Coming about midway through the movie, our fifteen-minute glimpse of “The Red Shoes” is the movie’s show-stopping centerpiece, and the primary reason why it is heralded as such a masterpiece. Shearer is a real ballerina (in her first role as an actress), which becomes quite obvious once we see her on srtage. (No offense to Black Swan, but there’s nothing like the real thing.) What we see of “The Red Shoes,” however, is not a mere truncated version of what its audience sees; it’s full of special effects that couldn’t possibly be done on stage. It’s distinctly cinema, not theater. While the effects are certainly not seamless by today’s standards, the sequence is still mesmerizing and still feels unique, and Léonide Massine dancing the part of the shoemaker is spellbinding and just the right amount of creepy.
But The Red Shoes doesn’t peak too early or run out of steam following that dazzling dance sequence, because that’s when the drama between the three central characters truly begins. Julian and Victoria fall in love, which offends Boris for inexplicable reasons. Is he in love with Victoria himself? In love with Julian, perhaps? Or can he just not accept that Victoria’s love of dance might coexist with her love for the musician, while his own passion for his work has never allowed for external romance? Whatever the reason, Boris’ obsession with keeping these two apart becomes all-consuming, compelling him to fire them both. Eventually, it puts Victoria in the painful position of having to choose between dancing “The Red Shoes” for Boris and her love for her new husband.
And she chooses… neither.
I suppose I should have been prepared for the tragic end to this story, having seen the way “Swan Lake” predicts the ending of Black Swan. (“Swan Lake” features prominently here, too, by the way.) But I wasn’t. In the film’s final moments, The Red Shoes takes a dark and devastating turn — particularly haunting in the way Boris responds with that old standby, “the show must go on.”

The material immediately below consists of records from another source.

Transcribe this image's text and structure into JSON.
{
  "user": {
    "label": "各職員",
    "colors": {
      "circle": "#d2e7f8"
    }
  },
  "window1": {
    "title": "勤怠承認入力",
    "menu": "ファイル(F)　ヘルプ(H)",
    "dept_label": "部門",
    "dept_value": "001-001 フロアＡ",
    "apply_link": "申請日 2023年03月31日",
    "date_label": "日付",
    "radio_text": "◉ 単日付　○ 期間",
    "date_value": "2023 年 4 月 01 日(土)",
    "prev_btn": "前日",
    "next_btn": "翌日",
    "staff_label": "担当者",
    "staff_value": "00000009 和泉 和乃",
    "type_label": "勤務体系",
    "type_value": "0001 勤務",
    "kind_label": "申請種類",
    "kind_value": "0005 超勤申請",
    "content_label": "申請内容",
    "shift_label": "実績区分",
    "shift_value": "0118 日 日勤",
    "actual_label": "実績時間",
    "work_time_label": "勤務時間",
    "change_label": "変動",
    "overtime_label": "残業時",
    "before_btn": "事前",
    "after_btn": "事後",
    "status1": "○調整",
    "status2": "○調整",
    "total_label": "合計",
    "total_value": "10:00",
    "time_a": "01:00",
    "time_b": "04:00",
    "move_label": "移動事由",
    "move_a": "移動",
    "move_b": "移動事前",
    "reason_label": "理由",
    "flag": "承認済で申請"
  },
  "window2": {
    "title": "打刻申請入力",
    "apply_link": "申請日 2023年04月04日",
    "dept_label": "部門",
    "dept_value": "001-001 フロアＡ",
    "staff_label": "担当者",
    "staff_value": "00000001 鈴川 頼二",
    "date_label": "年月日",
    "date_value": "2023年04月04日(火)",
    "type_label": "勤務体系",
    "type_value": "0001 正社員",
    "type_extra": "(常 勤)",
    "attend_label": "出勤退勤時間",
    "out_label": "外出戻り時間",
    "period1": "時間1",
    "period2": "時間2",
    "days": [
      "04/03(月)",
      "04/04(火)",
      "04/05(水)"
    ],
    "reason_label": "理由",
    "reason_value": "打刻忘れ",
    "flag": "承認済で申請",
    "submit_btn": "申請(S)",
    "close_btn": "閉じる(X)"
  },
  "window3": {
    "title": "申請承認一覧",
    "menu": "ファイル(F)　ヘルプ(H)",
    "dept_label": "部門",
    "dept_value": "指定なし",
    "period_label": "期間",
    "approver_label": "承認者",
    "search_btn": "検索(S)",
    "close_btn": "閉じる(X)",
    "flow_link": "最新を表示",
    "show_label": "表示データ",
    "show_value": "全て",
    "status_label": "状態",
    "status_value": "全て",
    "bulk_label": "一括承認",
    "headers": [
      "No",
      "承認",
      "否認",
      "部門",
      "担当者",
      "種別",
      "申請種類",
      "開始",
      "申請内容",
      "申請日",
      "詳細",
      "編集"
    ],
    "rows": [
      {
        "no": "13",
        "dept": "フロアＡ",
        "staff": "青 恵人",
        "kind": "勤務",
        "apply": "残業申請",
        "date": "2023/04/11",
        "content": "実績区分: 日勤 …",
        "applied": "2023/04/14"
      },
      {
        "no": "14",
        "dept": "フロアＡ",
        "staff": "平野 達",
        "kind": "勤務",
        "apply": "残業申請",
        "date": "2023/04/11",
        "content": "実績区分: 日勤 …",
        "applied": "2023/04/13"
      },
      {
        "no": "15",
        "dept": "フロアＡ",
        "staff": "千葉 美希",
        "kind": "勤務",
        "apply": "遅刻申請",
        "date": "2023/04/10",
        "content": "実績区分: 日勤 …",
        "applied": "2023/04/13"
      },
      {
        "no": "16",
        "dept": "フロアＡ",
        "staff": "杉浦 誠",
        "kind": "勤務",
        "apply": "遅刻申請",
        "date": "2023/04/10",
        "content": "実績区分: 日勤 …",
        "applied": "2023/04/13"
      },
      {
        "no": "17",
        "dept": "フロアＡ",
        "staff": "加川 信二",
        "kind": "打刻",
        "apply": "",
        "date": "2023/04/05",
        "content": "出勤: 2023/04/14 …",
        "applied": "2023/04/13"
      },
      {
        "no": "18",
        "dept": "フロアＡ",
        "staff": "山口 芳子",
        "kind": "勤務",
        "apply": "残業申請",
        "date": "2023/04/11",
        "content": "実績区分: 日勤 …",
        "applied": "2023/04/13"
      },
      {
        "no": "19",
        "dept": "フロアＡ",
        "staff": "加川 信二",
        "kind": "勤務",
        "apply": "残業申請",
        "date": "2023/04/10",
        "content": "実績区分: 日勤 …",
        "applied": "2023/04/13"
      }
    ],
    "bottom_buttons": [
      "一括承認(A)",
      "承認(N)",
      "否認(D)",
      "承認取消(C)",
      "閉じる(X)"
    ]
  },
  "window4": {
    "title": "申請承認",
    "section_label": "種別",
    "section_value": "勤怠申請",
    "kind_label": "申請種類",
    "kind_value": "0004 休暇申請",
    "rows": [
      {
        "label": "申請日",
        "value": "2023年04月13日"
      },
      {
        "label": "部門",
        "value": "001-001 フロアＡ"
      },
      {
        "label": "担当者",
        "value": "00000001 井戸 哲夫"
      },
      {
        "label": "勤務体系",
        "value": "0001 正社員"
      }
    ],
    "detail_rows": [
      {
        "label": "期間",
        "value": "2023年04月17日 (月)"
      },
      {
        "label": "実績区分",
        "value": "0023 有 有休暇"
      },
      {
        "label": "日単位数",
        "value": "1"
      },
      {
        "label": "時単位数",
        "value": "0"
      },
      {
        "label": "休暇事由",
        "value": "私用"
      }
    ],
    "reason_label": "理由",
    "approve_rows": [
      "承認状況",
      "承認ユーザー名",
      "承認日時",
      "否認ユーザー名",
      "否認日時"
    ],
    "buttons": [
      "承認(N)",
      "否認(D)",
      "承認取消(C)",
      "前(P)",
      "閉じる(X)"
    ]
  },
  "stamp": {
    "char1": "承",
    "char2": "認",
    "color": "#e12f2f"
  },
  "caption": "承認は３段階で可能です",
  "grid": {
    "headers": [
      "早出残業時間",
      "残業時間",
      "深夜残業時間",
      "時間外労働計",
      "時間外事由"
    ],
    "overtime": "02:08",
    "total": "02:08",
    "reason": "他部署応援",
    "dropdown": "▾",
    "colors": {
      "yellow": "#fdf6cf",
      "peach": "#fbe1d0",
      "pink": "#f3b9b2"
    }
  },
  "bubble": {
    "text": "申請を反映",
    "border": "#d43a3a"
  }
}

Though the first hour or so might come off as a bit padded these days, The Red Shoes is certainly worth a look for that innovative dance sequence and the crushing denouement. It’s a vivid melodrama with unforgettable imagery, in large part thanks to that eye-popping Technicolor. Surely one of the most beautiful films ever made.